We continue with our hero, Uhtred of Bebbanburg, who has just helped Alfred save and maintain control over the land of Wessex, therefore preventing the complete invasion by the Danes.  Angered with Alfred’s piousness and making every decision according to God, Uhtred flees north to Northumbria, still hoping one day to defeat his uncle and take back his beloved Bebbanburg.  It is here that he meets old Danish friends and before he realizes what’s going on, a deal has been brokered to maintain peace in Northumbria in return for Uhtred’s enslavement.  Without his blood-stained blade – Serpent-Breath – the many lords of the region are happy to get rid of this formidable warrior.

Uhtred, stripped of his title and power, then spends most of the book suffering abuse and torture as a slave on a trading vessel traveling along the Flemish coast, and back and forth between Britain and the mainland.  On a number of occasions they face off again this “red ship” that is a trader like them.  Upon returning to the original place where Uhtred was sold – so that more slaves can be bought – the red ship appears out of nowhere and beaches the shore.  Foreign Danes stream out and Uhtred soon finds himself face to face with an even older friend who raised him.
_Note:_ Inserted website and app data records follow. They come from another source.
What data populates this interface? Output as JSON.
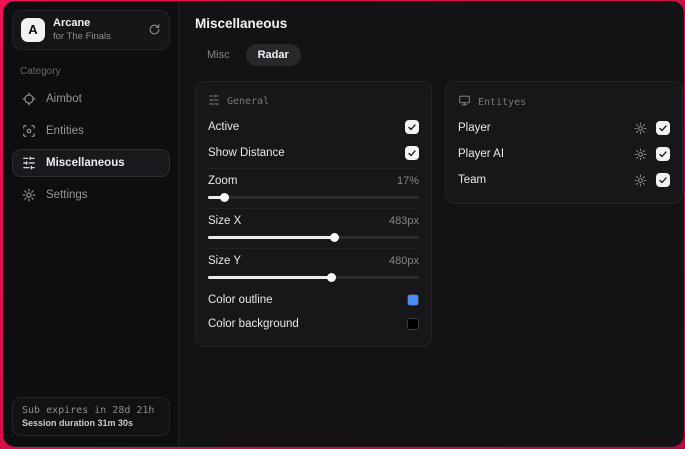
{
  "app": {
    "title": "Arcane",
    "subtitle": "for The Finals",
    "avatar_letter": "A"
  },
  "sidebar": {
    "category_label": "Category",
    "items": [
      {
        "label": "Aimbot",
        "icon": "crosshair-icon",
        "active": false
      },
      {
        "label": "Entities",
        "icon": "scan-icon",
        "active": false
      },
      {
        "label": "Miscellaneous",
        "icon": "sliders-icon",
        "active": true
      },
      {
        "label": "Settings",
        "icon": "gear-icon",
        "active": false
      }
    ],
    "footer": {
      "sub_expiry": "Sub expires in 28d 21h",
      "session_duration": "Session duration 31m 30s"
    }
  },
  "main": {
    "title": "Miscellaneous",
    "tabs": [
      {
        "label": "Misc",
        "active": false
      },
      {
        "label": "Radar",
        "active": true
      }
    ],
    "general": {
      "title": "General",
      "toggles": [
        {
          "label": "Active",
          "checked": true
        },
        {
          "label": "Show Distance",
          "checked": true
        }
      ],
      "sliders": [
        {
          "label": "Zoom",
          "value": "17%",
          "percent": 8
        },
        {
          "label": "Size X",
          "value": "483px",
          "percent": 60
        },
        {
          "label": "Size Y",
          "value": "480px",
          "percent": 59
        }
      ],
      "colors": [
        {
          "label": "Color outline",
          "swatch": "#4a8cf7"
        },
        {
          "label": "Color background",
          "swatch": "#000000"
        }
      ]
    },
    "entities": {
      "title": "Entityes",
      "rows": [
        {
          "label": "Player",
          "checked": true
        },
        {
          "label": "Player AI",
          "checked": true
        },
        {
          "label": "Team",
          "checked": true
        }
      ]
    }
  },
  "colors": {
    "accent_red": "#e01148",
    "checkbox_bg": "#f3f3f5"
  }
}
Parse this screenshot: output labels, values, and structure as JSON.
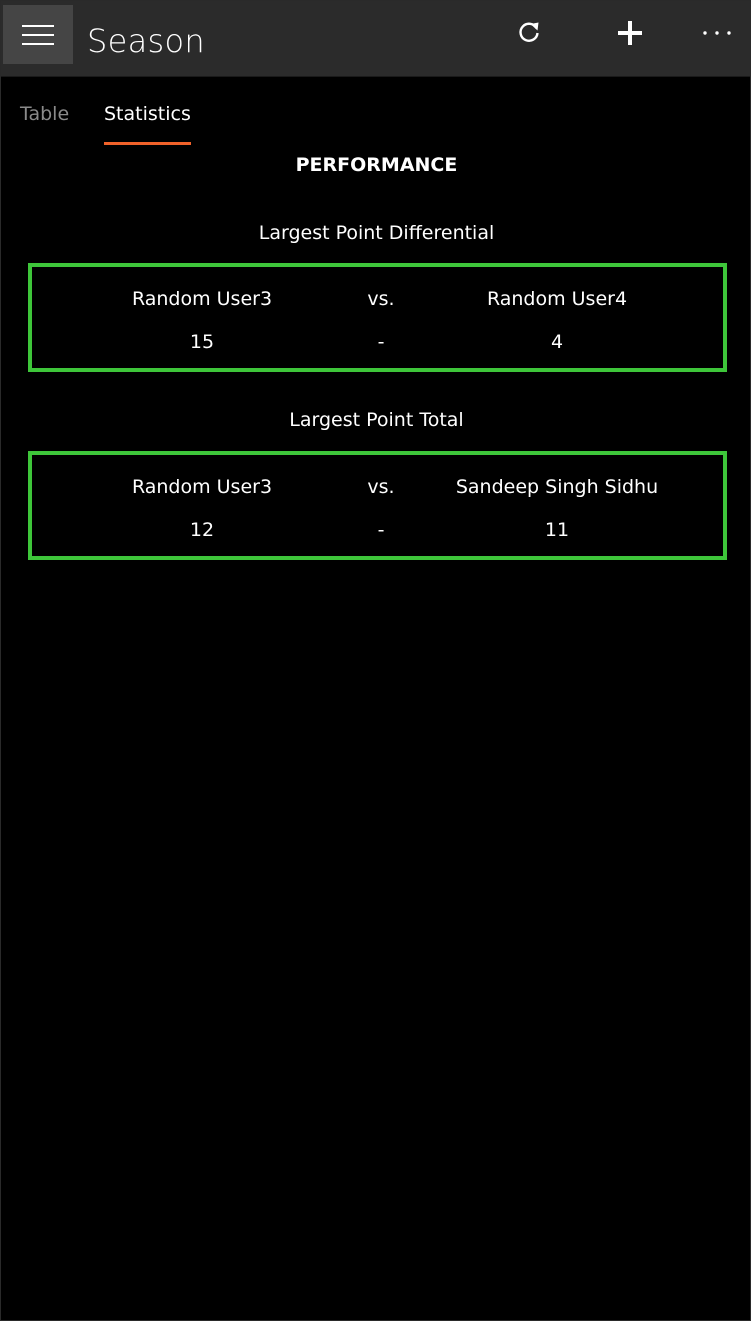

Eventually he discovers that it is thanks to Alfred’s help that he has received his emancipation.  With his title, weapons, and armor restored, along with more allies from the south forming a considerable army, they set out to defeat these lesser heathen lords and regain control of the kingdom of Northumbria.  The book ends with the reader contemplating what is next for Uhtred in the further Saxon Chronicles: Will he regain control of his land?  Will he remain a lone pagan among the many determined Christians?  Sadly, we will have to wait another whole year before we can read more about Uhtred of Bebbanburg, slayer of the great Ubba Lothbrokson, and his adventures with the pious Alfred the Great.

If you liked this review and are interested in purchasing this book, click here.

Originally written on December 9th, 2006 ©Alex C. Telander.

For an interview with Bernard Cornwell check out BookBanter Episode 5.

01/28 On the Bookshelf . . .

Elves

Today I received a copy of Elves in Anglo-Saxon England by Alaric Hall.  I know, I know.  This is not your usual book to exist, let alone want a copy of.  But it does not assume by any means that elves were alive and well in Anglo-Saxon times, but explores the meaning and reason for the concept of elves existing, more as a pre-Christian concept, as well as comparing it medieval Irish and Scandinavian sources .  Plus, the author’s name — Alaric — is wonderfully medieval in its own right.

So, thank you to Boydell & Brewer for sending a copy and I look forward to reviewing it.

Medieval history is one of my passions (I’m even writing a book within this period!) and so every once in a while I’ll review a very unusual book on this period.  The last one that I can bring to memory is The Age of Sutton Hoo (from the same publisher), though I have reviewed a number of medieval history and nonfiction books in the past, including: Vikings, Saxons, and Celts, God’s Crucible, Mysteries of the Middle Ages, Barbarians to Angels, and The Inheritance of Rome.